+++ EXCERPTED RECORDS

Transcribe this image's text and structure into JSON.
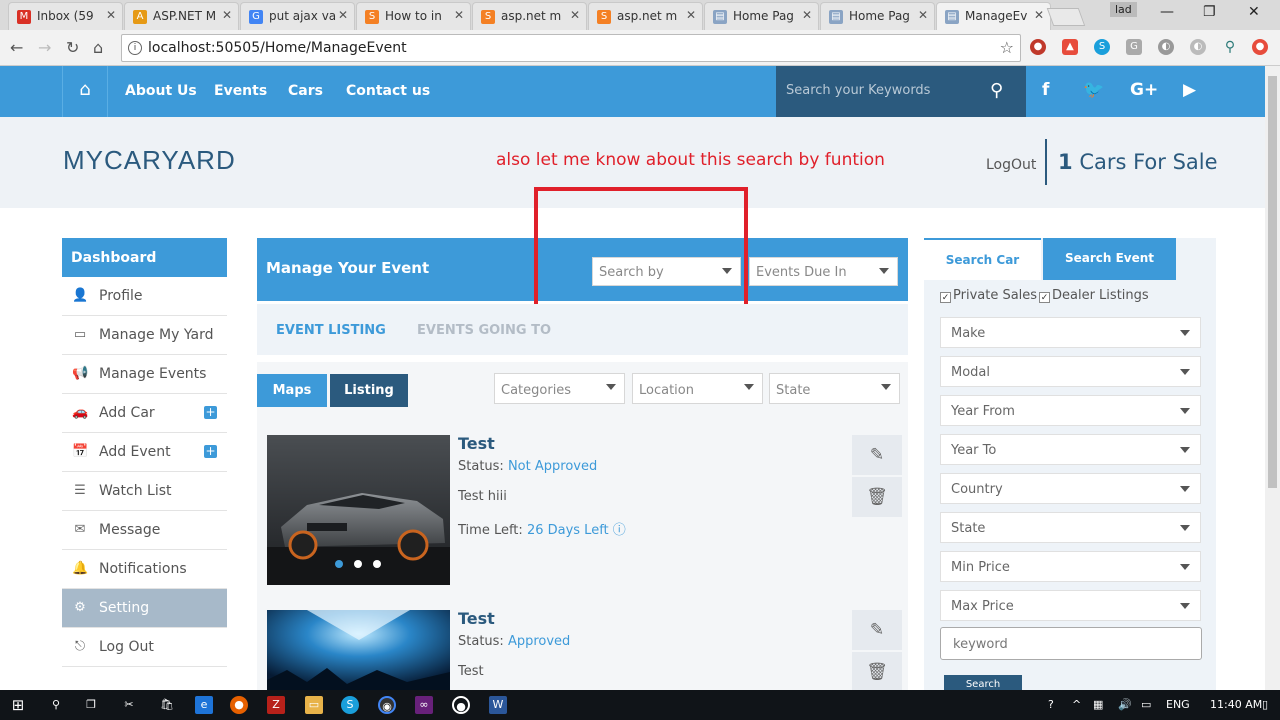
{
  "browser": {
    "tabs": [
      {
        "title": "Inbox (59",
        "icon": "gmail-icon",
        "color": "#d93025",
        "glyph": "M"
      },
      {
        "title": "ASP.NET M",
        "icon": "aspnet-icon",
        "color": "#e69a16",
        "glyph": "A"
      },
      {
        "title": "put ajax va",
        "icon": "google-icon",
        "color": "#4285f4",
        "glyph": "G"
      },
      {
        "title": "How to in",
        "icon": "stackoverflow-icon",
        "color": "#f48024",
        "glyph": "S"
      },
      {
        "title": "asp.net m",
        "icon": "stackoverflow-icon",
        "color": "#f48024",
        "glyph": "S"
      },
      {
        "title": "asp.net m",
        "icon": "stackoverflow-icon",
        "color": "#f48024",
        "glyph": "S"
      },
      {
        "title": "Home Pag",
        "icon": "page-icon",
        "color": "#8aa4c4",
        "glyph": "▤"
      },
      {
        "title": "Home Pag",
        "icon": "page-icon",
        "color": "#8aa4c4",
        "glyph": "▤"
      },
      {
        "title": "ManageEv",
        "icon": "page-icon",
        "color": "#8aa4c4",
        "glyph": "▤"
      }
    ],
    "profile_label": "lad",
    "url": "localhost:50505/Home/ManageEvent"
  },
  "site": {
    "nav": [
      "About Us",
      "Events",
      "Cars",
      "Contact us"
    ],
    "search_placeholder": "Search your Keywords",
    "logo": "MYCARYARD",
    "annotation": "also let me know about this search by funtion",
    "logout": "LogOut",
    "cars_count": "1",
    "cars_label": "Cars For Sale"
  },
  "sidebar": {
    "title": "Dashboard",
    "items": [
      {
        "label": "Profile",
        "icon": "user-icon",
        "glyph": "👤"
      },
      {
        "label": "Manage My Yard",
        "icon": "monitor-icon",
        "glyph": "🖥"
      },
      {
        "label": "Manage Events",
        "icon": "megaphone-icon",
        "glyph": "📢"
      },
      {
        "label": "Add Car",
        "icon": "car-icon",
        "glyph": "🚗"
      },
      {
        "label": "Add Event",
        "icon": "calendar-icon",
        "glyph": "📅"
      },
      {
        "label": "Watch List",
        "icon": "list-icon",
        "glyph": "☰"
      },
      {
        "label": "Message",
        "icon": "envelope-icon",
        "glyph": "✉"
      },
      {
        "label": "Notifications",
        "icon": "bell-icon",
        "glyph": "🔔"
      },
      {
        "label": "Setting",
        "icon": "gear-icon",
        "glyph": "⚙"
      },
      {
        "label": "Log Out",
        "icon": "logout-icon",
        "glyph": "⎋"
      }
    ]
  },
  "manage": {
    "title": "Manage Your Event",
    "search_by": "Search by",
    "events_due": "Events Due In",
    "tab_listing": "EVENT LISTING",
    "tab_going": "EVENTS GOING TO",
    "btn_maps": "Maps",
    "btn_listing": "Listing",
    "filter_categories": "Categories",
    "filter_location": "Location",
    "filter_state": "State"
  },
  "events": [
    {
      "title": "Test",
      "status_label": "Status:",
      "status": "Not Approved",
      "desc": "Test hiii",
      "time_label": "Time Left:",
      "time": "26 Days Left"
    },
    {
      "title": "Test",
      "status_label": "Status:",
      "status": "Approved",
      "desc": "Test"
    }
  ],
  "search_panel": {
    "tab_car": "Search Car",
    "tab_event": "Search Event",
    "private_sales": "Private Sales",
    "dealer_listings": "Dealer Listings",
    "selects": [
      "Make",
      "Modal",
      "Year From",
      "Year To",
      "Country",
      "State",
      "Min Price",
      "Max Price"
    ],
    "keyword_placeholder": "keyword",
    "search_button": "Search"
  },
  "taskbar": {
    "language": "ENG",
    "time": "11:40 AM"
  },
  "colors": {
    "primary": "#3d9ad9",
    "dark": "#2b5a7e",
    "annotation": "#e0202a"
  }
}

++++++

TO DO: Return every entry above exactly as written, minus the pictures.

REPLY TO THE EXERCISE:
Transcribe this image's text and structure into JSON.
{
  "browser": {
    "tabs": [
      {
        "title": "Inbox (59",
        "icon": "gmail-icon",
        "color": "#d93025",
        "glyph": "M"
      },
      {
        "title": "ASP.NET M",
        "icon": "aspnet-icon",
        "color": "#e69a16",
        "glyph": "A"
      },
      {
        "title": "put ajax va",
        "icon": "google-icon",
        "color": "#4285f4",
        "glyph": "G"
      },
      {
        "title": "How to in",
        "icon": "stackoverflow-icon",
        "color": "#f48024",
        "glyph": "S"
      },
      {
        "title": "asp.net m",
        "icon": "stackoverflow-icon",
        "color": "#f48024",
        "glyph": "S"
      },
      {
        "title": "asp.net m",
        "icon": "stackoverflow-icon",
        "color": "#f48024",
        "glyph": "S"
      },
      {
        "title": "Home Pag",
        "icon": "page-icon",
        "color": "#8aa4c4",
        "glyph": "▤"
      },
      {
        "title": "Home Pag",
        "icon": "page-icon",
        "color": "#8aa4c4",
        "glyph": "▤"
      },
      {
        "title": "ManageEv",
        "icon": "page-icon",
        "color": "#8aa4c4",
        "glyph": "▤"
      }
    ],
    "profile_label": "lad",
    "url": "localhost:50505/Home/ManageEvent"
  },
  "site": {
    "nav": [
      "About Us",
      "Events",
      "Cars",
      "Contact us"
    ],
    "search_placeholder": "Search your Keywords",
    "logo": "MYCARYARD",
    "annotation": "also let me know about this search by funtion",
    "logout": "LogOut",
    "cars_count": "1",
    "cars_label": "Cars For Sale"
  },
  "sidebar": {
    "title": "Dashboard",
    "items": [
      {
        "label": "Profile",
        "icon": "user-icon",
        "glyph": "👤"
      },
      {
        "label": "Manage My Yard",
        "icon": "monitor-icon",
        "glyph": "🖥"
      },
      {
        "label": "Manage Events",
        "icon": "megaphone-icon",
        "glyph": "📢"
      },
      {
        "label": "Add Car",
        "icon": "car-icon",
        "glyph": "🚗"
      },
      {
        "label": "Add Event",
        "icon": "calendar-icon",
        "glyph": "📅"
      },
      {
        "label": "Watch List",
        "icon": "list-icon",
        "glyph": "☰"
      },
      {
        "label": "Message",
        "icon": "envelope-icon",
        "glyph": "✉"
      },
      {
        "label": "Notifications",
        "icon": "bell-icon",
        "glyph": "🔔"
      },
      {
        "label": "Setting",
        "icon": "gear-icon",
        "glyph": "⚙"
      },
      {
        "label": "Log Out",
        "icon": "logout-icon",
        "glyph": "⎋"
      }
    ]
  },
  "manage": {
    "title": "Manage Your Event",
    "search_by": "Search by",
    "events_due": "Events Due In",
    "tab_listing": "EVENT LISTING",
    "tab_going": "EVENTS GOING TO",
    "btn_maps": "Maps",
    "btn_listing": "Listing",
    "filter_categories": "Categories",
    "filter_location": "Location",
    "filter_state": "State"
  },
  "events": [
    {
      "title": "Test",
      "status_label": "Status:",
      "status": "Not Approved",
      "desc": "Test hiii",
      "time_label": "Time Left:",
      "time": "26 Days Left"
    },
    {
      "title": "Test",
      "status_label": "Status:",
      "status": "Approved",
      "desc": "Test"
    }
  ],
  "search_panel": {
    "tab_car": "Search Car",
    "tab_event": "Search Event",
    "private_sales": "Private Sales",
    "dealer_listings": "Dealer Listings",
    "selects": [
      "Make",
      "Modal",
      "Year From",
      "Year To",
      "Country",
      "State",
      "Min Price",
      "Max Price"
    ],
    "keyword_placeholder": "keyword",
    "search_button": "Search"
  },
  "taskbar": {
    "language": "ENG",
    "time": "11:40 AM"
  },
  "colors": {
    "primary": "#3d9ad9",
    "dark": "#2b5a7e",
    "annotation": "#e0202a"
  }
}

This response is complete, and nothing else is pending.